“The students are learning problem-solving, planning and sequential thinking, all important skills for beginning coders,” said librarian Mia McClean. “Students really enjoyed the challenge of this experience.”


And, who wouldn’t?


Students sat on the floor by their assigned plastic grid mats, plotting how to get to their robot to pick up the candies, visit their favorite “ginger-molasses-cinnamon-nutmeg” friend and stay clear of the shifty fox who probably had a ravenous appetite.


As part of their work, they needed to calculate how many grid spaces their robot needed for its travel route which would ultimately get it to the gingerbread house, while avoiding the fox’s “lair.”  

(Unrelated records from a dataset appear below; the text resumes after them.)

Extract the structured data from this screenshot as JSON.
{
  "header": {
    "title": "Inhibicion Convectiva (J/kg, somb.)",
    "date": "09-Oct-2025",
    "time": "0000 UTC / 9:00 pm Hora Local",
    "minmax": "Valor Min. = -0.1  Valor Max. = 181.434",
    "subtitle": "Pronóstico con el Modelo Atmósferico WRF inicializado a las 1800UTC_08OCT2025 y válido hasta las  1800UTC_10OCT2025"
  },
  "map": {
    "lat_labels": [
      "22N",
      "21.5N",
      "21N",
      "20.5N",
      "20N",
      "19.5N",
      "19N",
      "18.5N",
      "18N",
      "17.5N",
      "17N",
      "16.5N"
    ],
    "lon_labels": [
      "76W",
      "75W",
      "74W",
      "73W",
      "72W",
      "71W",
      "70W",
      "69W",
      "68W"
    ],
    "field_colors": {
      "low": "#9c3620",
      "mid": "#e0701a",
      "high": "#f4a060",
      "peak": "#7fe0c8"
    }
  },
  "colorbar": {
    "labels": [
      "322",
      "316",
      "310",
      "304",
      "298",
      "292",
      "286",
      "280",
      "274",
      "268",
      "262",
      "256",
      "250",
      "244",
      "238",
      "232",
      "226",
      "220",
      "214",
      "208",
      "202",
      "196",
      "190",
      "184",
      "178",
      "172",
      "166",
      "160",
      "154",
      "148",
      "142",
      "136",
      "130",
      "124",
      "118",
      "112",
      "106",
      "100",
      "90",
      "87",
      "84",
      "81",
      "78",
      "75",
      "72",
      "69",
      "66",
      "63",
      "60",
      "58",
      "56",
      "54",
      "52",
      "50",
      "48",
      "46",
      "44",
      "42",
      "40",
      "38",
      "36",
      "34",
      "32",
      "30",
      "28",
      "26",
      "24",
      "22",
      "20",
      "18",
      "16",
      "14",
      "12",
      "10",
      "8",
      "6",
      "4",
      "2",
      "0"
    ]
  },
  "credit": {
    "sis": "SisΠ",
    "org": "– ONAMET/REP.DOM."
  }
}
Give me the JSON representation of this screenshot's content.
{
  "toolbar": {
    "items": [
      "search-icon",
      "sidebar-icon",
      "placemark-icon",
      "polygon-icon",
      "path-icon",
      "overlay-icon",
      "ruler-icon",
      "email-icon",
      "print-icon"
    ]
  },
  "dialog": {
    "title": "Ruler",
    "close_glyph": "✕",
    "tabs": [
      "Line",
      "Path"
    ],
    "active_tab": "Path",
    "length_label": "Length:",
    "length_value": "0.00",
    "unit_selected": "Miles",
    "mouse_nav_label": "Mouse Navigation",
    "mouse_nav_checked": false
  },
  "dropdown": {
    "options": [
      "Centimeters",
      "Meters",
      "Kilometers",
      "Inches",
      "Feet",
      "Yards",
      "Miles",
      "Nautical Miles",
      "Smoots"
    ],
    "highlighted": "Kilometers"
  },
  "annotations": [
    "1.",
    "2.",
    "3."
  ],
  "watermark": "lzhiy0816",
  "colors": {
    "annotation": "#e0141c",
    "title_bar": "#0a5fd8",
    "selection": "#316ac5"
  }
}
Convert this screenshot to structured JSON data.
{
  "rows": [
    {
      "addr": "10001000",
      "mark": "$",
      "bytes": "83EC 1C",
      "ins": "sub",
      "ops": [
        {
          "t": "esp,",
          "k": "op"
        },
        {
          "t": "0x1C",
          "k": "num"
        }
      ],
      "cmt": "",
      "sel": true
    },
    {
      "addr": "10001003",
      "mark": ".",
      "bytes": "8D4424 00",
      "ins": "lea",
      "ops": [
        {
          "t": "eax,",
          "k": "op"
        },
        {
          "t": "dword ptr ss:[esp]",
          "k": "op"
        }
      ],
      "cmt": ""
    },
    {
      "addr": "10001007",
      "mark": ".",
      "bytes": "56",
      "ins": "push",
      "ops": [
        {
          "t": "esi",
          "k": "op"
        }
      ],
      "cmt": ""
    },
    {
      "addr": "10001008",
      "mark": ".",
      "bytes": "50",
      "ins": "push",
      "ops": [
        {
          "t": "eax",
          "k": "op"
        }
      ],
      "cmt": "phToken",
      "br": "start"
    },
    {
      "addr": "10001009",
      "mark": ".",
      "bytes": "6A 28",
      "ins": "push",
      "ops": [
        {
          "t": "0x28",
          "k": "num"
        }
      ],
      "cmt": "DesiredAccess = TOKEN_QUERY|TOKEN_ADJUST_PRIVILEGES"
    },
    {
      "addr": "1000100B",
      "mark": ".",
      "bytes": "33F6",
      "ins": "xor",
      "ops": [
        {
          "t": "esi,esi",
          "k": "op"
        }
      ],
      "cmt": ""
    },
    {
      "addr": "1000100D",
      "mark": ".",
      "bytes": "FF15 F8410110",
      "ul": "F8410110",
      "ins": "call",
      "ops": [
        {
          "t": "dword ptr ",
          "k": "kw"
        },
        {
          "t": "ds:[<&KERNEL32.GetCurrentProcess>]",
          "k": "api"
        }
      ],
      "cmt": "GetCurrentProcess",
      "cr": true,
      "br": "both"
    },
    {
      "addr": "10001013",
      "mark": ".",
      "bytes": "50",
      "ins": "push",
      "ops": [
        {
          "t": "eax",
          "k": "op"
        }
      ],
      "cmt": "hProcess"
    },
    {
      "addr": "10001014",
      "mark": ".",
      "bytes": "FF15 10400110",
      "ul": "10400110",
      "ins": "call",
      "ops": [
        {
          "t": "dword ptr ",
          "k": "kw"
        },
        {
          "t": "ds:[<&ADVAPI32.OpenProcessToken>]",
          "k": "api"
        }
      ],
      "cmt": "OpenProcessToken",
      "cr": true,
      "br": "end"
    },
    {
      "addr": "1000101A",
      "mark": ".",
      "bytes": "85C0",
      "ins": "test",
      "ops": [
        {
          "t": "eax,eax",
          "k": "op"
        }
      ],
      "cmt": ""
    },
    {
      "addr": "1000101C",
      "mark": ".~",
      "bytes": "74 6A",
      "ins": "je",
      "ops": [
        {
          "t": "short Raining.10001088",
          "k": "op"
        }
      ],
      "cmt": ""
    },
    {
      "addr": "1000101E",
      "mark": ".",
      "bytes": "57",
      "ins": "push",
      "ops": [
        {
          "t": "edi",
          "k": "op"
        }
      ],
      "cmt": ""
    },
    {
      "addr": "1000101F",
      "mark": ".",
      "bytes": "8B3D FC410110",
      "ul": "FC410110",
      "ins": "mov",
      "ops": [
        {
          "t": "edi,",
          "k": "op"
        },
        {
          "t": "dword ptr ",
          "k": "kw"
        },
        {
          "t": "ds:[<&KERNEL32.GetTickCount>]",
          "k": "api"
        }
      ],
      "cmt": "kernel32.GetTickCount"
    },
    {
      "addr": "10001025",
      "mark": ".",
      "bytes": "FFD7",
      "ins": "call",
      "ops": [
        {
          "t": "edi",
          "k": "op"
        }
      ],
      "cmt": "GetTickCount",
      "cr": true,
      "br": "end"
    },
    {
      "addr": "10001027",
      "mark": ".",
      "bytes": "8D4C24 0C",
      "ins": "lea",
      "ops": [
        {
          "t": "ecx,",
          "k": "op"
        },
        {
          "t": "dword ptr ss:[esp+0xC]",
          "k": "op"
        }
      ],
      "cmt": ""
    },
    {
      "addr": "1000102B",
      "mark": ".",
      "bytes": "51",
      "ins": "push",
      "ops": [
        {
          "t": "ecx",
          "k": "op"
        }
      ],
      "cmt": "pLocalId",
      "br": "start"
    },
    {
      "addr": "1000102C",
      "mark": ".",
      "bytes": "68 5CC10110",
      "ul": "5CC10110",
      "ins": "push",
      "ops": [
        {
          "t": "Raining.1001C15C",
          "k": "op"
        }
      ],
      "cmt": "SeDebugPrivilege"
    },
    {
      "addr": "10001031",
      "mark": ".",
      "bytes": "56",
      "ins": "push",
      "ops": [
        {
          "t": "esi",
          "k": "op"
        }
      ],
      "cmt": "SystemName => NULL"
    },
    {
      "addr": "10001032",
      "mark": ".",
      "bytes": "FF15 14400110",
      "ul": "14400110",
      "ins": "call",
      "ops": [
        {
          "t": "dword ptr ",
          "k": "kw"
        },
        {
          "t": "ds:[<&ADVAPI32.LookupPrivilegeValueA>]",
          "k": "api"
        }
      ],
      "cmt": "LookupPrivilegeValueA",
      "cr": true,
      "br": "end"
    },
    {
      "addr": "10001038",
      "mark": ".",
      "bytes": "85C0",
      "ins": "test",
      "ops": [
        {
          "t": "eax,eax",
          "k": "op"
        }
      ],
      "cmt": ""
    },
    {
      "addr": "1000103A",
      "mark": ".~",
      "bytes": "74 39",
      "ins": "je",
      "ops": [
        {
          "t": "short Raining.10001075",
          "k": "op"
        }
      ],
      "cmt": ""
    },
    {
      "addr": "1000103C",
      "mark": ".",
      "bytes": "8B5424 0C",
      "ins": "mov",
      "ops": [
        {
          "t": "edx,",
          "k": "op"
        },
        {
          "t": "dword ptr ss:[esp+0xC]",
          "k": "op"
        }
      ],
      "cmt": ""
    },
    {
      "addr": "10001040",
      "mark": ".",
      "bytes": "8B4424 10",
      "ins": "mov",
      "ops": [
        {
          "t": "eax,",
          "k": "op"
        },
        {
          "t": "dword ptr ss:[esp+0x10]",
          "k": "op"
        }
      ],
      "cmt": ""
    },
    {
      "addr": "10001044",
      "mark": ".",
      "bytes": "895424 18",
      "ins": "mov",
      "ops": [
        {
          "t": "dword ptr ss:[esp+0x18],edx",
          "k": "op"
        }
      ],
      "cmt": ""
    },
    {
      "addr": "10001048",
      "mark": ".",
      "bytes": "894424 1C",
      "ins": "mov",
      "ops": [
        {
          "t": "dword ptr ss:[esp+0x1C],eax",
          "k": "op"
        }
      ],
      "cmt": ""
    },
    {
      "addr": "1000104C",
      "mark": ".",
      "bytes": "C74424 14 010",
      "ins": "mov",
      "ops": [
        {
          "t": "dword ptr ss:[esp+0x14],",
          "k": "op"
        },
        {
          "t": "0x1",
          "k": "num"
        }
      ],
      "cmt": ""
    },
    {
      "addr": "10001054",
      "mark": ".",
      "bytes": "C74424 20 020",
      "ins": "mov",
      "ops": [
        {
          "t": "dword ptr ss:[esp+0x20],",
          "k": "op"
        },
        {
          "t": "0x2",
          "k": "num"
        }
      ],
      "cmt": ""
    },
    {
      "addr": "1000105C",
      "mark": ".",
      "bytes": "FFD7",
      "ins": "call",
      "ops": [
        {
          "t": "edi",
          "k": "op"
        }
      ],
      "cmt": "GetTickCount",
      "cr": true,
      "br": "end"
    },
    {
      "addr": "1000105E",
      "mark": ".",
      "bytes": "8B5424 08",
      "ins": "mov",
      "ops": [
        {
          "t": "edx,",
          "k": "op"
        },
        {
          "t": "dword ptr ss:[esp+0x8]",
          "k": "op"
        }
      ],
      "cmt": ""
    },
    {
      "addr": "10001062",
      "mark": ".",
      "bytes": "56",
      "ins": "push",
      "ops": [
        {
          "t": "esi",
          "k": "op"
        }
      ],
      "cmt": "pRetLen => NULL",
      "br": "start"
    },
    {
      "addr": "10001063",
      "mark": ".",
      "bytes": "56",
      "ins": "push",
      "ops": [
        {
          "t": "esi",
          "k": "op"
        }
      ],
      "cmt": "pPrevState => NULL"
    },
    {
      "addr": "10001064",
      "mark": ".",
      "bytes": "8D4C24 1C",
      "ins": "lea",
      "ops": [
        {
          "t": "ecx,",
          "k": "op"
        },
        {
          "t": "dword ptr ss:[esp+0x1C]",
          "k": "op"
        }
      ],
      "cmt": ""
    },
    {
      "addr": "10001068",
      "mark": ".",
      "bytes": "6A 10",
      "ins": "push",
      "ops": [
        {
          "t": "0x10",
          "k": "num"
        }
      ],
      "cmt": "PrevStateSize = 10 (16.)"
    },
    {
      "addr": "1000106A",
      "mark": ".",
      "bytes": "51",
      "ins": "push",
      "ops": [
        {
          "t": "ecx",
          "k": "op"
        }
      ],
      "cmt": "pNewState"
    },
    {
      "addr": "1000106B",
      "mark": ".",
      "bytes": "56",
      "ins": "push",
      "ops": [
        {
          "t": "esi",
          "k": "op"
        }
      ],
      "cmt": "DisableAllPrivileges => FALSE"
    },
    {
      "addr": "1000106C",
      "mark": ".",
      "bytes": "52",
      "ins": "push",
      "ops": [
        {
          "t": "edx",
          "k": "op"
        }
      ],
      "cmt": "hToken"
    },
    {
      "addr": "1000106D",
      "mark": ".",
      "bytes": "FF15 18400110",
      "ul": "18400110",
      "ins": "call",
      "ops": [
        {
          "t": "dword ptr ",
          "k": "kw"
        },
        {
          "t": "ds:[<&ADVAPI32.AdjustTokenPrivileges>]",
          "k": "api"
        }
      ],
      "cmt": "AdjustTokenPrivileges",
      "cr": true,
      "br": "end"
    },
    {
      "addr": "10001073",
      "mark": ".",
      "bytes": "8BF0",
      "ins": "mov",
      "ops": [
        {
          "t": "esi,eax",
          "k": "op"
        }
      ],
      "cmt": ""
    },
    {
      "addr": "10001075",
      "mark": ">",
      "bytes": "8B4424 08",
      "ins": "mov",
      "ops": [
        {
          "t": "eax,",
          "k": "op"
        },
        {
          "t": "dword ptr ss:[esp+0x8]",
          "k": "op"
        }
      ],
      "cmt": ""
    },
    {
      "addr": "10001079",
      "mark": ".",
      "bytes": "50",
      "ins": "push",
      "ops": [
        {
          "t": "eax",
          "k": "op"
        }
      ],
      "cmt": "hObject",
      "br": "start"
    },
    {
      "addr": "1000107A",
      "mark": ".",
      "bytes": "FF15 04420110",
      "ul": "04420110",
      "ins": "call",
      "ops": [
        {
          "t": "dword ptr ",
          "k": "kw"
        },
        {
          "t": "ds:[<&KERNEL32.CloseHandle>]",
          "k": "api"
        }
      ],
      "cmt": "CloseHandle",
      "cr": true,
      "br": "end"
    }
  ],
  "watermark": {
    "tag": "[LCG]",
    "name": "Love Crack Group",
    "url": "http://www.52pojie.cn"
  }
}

To get the robot to its final destination, they took those calculations and pressed the proper buttons on its topside.


Megan Gass, Gloria Torregrossa, Vivienne Kappel and Jake Juers were in one of the groups working on the calculations their robot would need.


'Bee-Bot Henry' is on the move


The students pronounced they named their robot “Bee-Bot Henry,” and discussed the best route for “him” to take.


“We had our teacher teach us how to do this,” said Gloria.


“You have to decide what way is the best way to get to where you want to go,” added Vivienne. “You have to press the button the appropriate times to get to the house.”


Megan quickly interjected: “But, don’t let him touch the villain!”


Coding also teaches problem-solving skills 


Mrs. Mankoo stressed the activity had multi-purposes.


“There’s a list of instructions they have to follow,” she said. “There’s a lot of problem-solving they have to do. I am happy they can understand that coding is something they can do and that they can do this sequentially.”


The foursome felt the activity was useful and fun.


“The best part is that you can program whatever you want him to do,” said Jake. “Then you can ‘clear him’ and do it again. You can learn from your mistakes.”


Megan agreed, adding: “I think the best part of coding is that you can have fun with each other and you get to learn a lot of coding.”


Vivienne had a more instructional perspective.


“You’re teaching the Bee-Bot what to do,” she said.


And sometimes, it’s simply seeing the end result of one’s work.

“The best part,” added Gloria, “is when you get to the place you want to be.”


Which, in life, is true for so many things.